As this club was nearer the city, the children spoke much better English. They performed songs, dance, acrobatics and drama. When the acrobatics started, you could really see our Health and Safety nature coming through! Meg tried to convince the boys to do an act but they were having none of it!

Interestingly, the teachers focused a lot on positivity and negativity at the club. For example, a young boy presented to us a drawing of his “life tree”. He explained where he was from, what he liked, his dreams and aspirations of being a doctor or a solider, but also the things that will stop him from achieving this. The teacher explained that they try hard to help the children to remain positive but also to help them understand their limitations. It is heart-warming to see that the children have big goals and with the support of the project partners and WeSeeHope, they will have a much bigger chance of achieving them.

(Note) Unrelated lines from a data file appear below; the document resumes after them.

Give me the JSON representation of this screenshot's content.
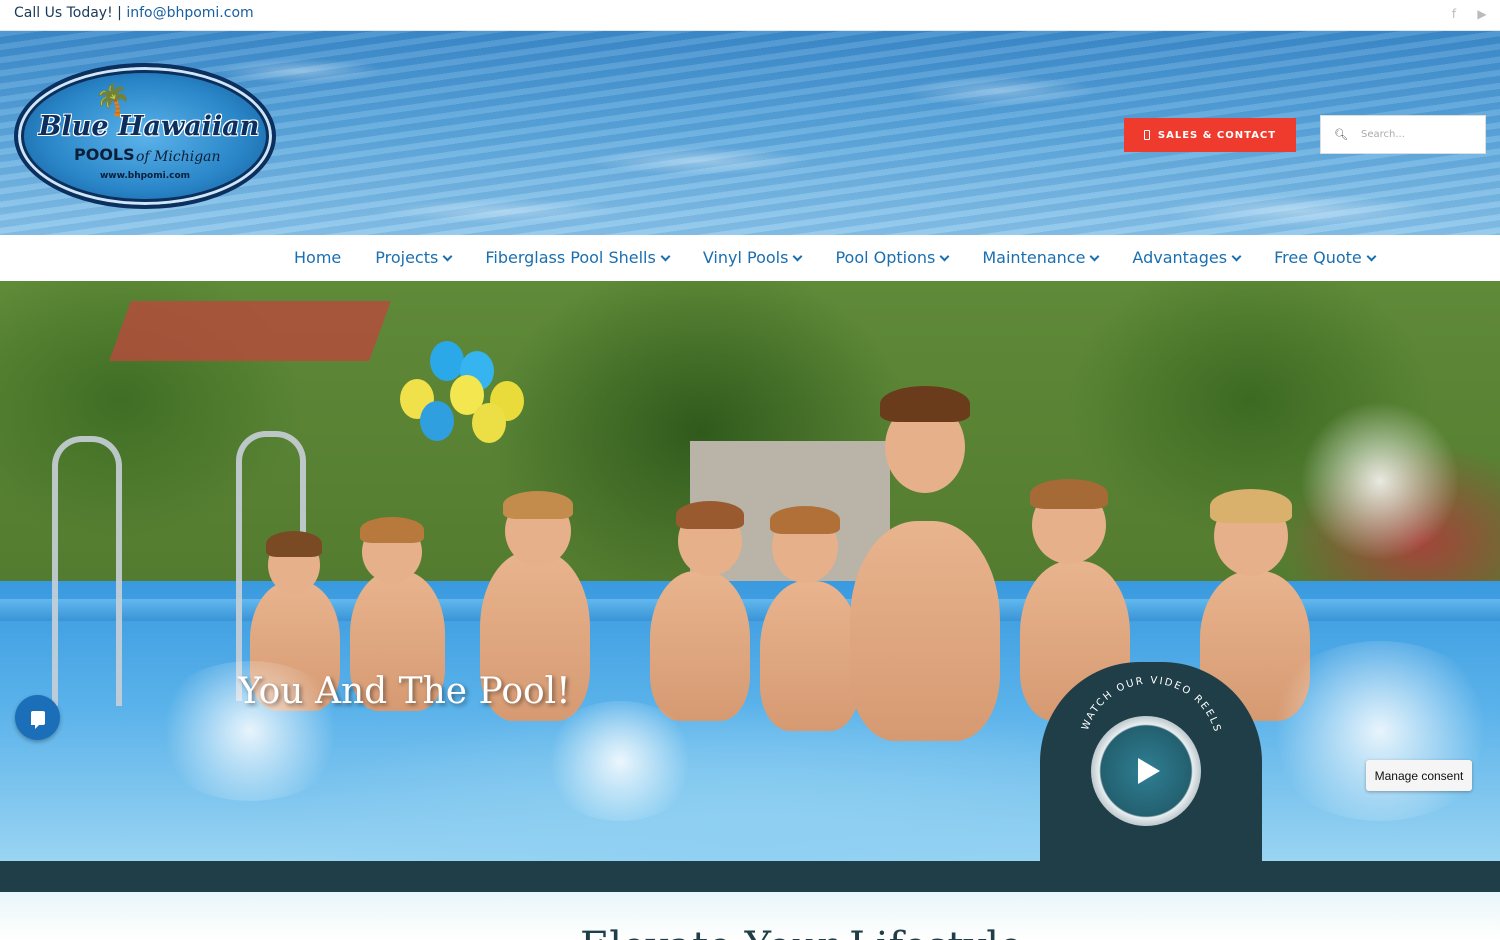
{
  "topbar": {
    "phone_label": "Call Us Today!",
    "separator": "|",
    "email": "info@bhpomi.com",
    "social": [
      "facebook-icon",
      "youtube-icon"
    ]
  },
  "logo": {
    "brand": "Blue Hawaiian",
    "pools": "POOLS",
    "state": "of Michigan",
    "url": "www.bhpomi.com"
  },
  "header": {
    "sales_button": "SALES & CONTACT",
    "search_placeholder": "Search..."
  },
  "nav": {
    "items": [
      {
        "label": "Home",
        "dropdown": false
      },
      {
        "label": "Projects",
        "dropdown": true
      },
      {
        "label": "Fiberglass Pool Shells",
        "dropdown": true
      },
      {
        "label": "Vinyl Pools",
        "dropdown": true
      },
      {
        "label": "Pool Options",
        "dropdown": true
      },
      {
        "label": "Maintenance",
        "dropdown": true
      },
      {
        "label": "Advantages",
        "dropdown": true
      },
      {
        "label": "Free Quote",
        "dropdown": true
      }
    ]
  },
  "hero": {
    "title": "You And The Pool!",
    "video_ring_text": "WATCH OUR VIDEO REELS"
  },
  "consent": {
    "label": "Manage consent"
  },
  "section": {
    "heading": "Elevate Your Lifestyle"
  },
  "colors": {
    "accent_red": "#ee3b2e",
    "nav_blue": "#1a6fb0",
    "dark_teal": "#1f3e47"
  }
}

Having had a particularly difficult day yesterday, we all agree that today has lifted our spirits again after all the fantastic progress we were lucky enough to see!

*name has been changed to protect confidentiality